It is well known that this port, recently built and considered to be one of the most modern in Europe, is equipped in such a way that all operations can be carried out with maximum speed, economy and cleanliness. It is equipped with a large wet dock, a tidal dock (for small boats) and two mobile yards for cleaning, painting and repairing boats in a minimum of time. In less than five years, a veritable industrial city has sprung up near these docks, and fishing families are settling there in large numbers.

The port of Zeebrugge has also been expanded and modernised in recent years, as shown in the model mentioned above.

Finally, for the three classes, various firms exhibited, especially in the Palais des Industries Lourdes, handling equipment and devices related to the operation of ports and the fishing industry.

The overall impression of these classes indicated the high degree of development and advancement of port activity in Belgium, both inland and maritime, and it is to be hoped that the country will support this effort to extend and perfect this valuable economic tool.

- Hydraulic and hydro-electric power stations (cl. 12)

If, in our country, which is poor in white coal, it were possible to envisage, through gigantic works, a rational use of the watercourses of Upper Belgium, the undertaking would hardly be justifiable, at least on a large scale, in the present state of our coal resources.

At present, only one remarkable achievement of this kind has been made by the Centrales Electriques de l'Entre-Sambre-et-Meuse and the Malmédy Region. By building a high dam at Robertville on the Warche, a tributary of the Amblève, and another high dam upstream at Butgenbach, this company has been able to build a fairly large complex comprising three 5,000 HP units with a high head (150 m) and one 3,000 HP unit with a low head (25 m). On the other hand, two medium-head (45 m.) 5,000 HP units were installed at Heid-de-Goreux, on the Amblève, partially regulated by the action of the upstream dams.

At the Palais du Génie Civil, the company showed the benefits it has been able to draw from this hydro-electric complex operating in parallel with thermal units, with the high head station at Malmédy acting as a peak unit. This achievement, unique in Belgium, is a credit to the entrepreneurial spirit of our electricity producers.

For its part, at the Palais des Industries Lourdes, the Union des Exploitations électriques en Belgique highlighted the extent of the effort made to ensure, by interconnecting the networks, better use of the units installed and a reduction in the cost price through the rational use of blast furnace gases in the production of electrical energy.

Here again, Belgium did not let itself be outdone by the other major industrial countries, and the items on the stands of the various firms that contributed to the development of these installations were remarkable in every respect.

In this class 12, several manufacturers of electrical equipment presented armoured equipment used more particularly for hydroelectric power stations.

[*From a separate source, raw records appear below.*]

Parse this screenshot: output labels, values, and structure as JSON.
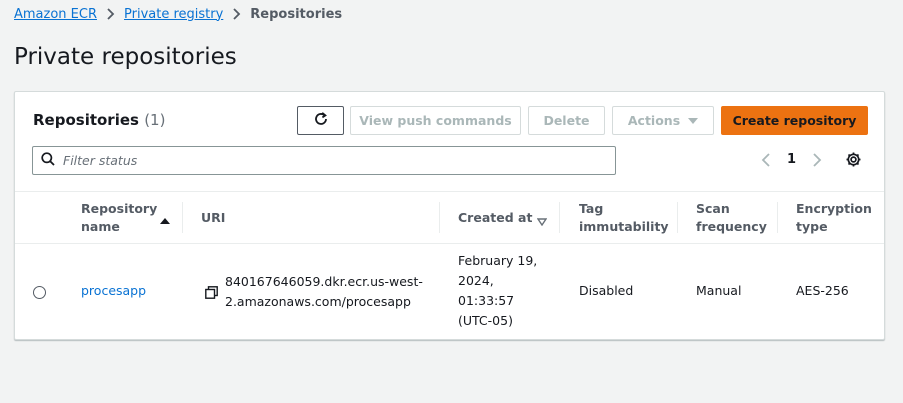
{
  "breadcrumb": {
    "items": [
      "Amazon ECR",
      "Private registry"
    ],
    "current": "Repositories"
  },
  "page": {
    "title": "Private repositories"
  },
  "repositories": {
    "header": {
      "title": "Repositories",
      "count": "(1)"
    },
    "buttons": {
      "refresh_icon": "refresh-icon",
      "view_push": "View push commands",
      "delete": "Delete",
      "actions": "Actions",
      "create": "Create repository"
    },
    "filter": {
      "placeholder": "Filter status",
      "value": ""
    },
    "pagination": {
      "page": "1"
    },
    "columns": [
      {
        "label_lines": [
          "Repository",
          "name"
        ],
        "sort": "ascending"
      },
      {
        "label_lines": [
          "URI"
        ]
      },
      {
        "label_lines": [
          "Created at"
        ],
        "sort": "sortable"
      },
      {
        "label_lines": [
          "Tag",
          "immutability"
        ]
      },
      {
        "label_lines": [
          "Scan",
          "frequency"
        ]
      },
      {
        "label_lines": [
          "Encryption",
          "type"
        ]
      }
    ],
    "rows": [
      {
        "name": "procesapp",
        "uri_lines": [
          "840167646059.dkr.ecr.us-west-",
          "2.amazonaws.com/procesapp"
        ],
        "created_lines": [
          "February 19,",
          "2024,",
          "01:33:57",
          "(UTC-05)"
        ],
        "tag_immutability": "Disabled",
        "scan_frequency": "Manual",
        "encryption": "AES-256"
      }
    ]
  },
  "colors": {
    "link": "#0972d3",
    "primary_button": "#ec7211",
    "background": "#f2f3f3"
  }
}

Finally, two large firms showed the possibilities of their production from the point of view of the construction of penstocks (Société d'Ougrée-Marihaye), and the other its achievements in the execution of hydroelectric power stations abroad and more particularly in the Belgian Congo (Société d'Entreprises de Travaux au Katanga).

The impression produced was encouraging because the few Belgian participations in class 12 nevertheless highlighted the spirit of initiative of our industrialists and entrepreneurs in a field which, because of the essence of our country's natural resources, did not seem to us to be particularly reserved.

© General Report - International Water Technology Exhibition - Liège 1939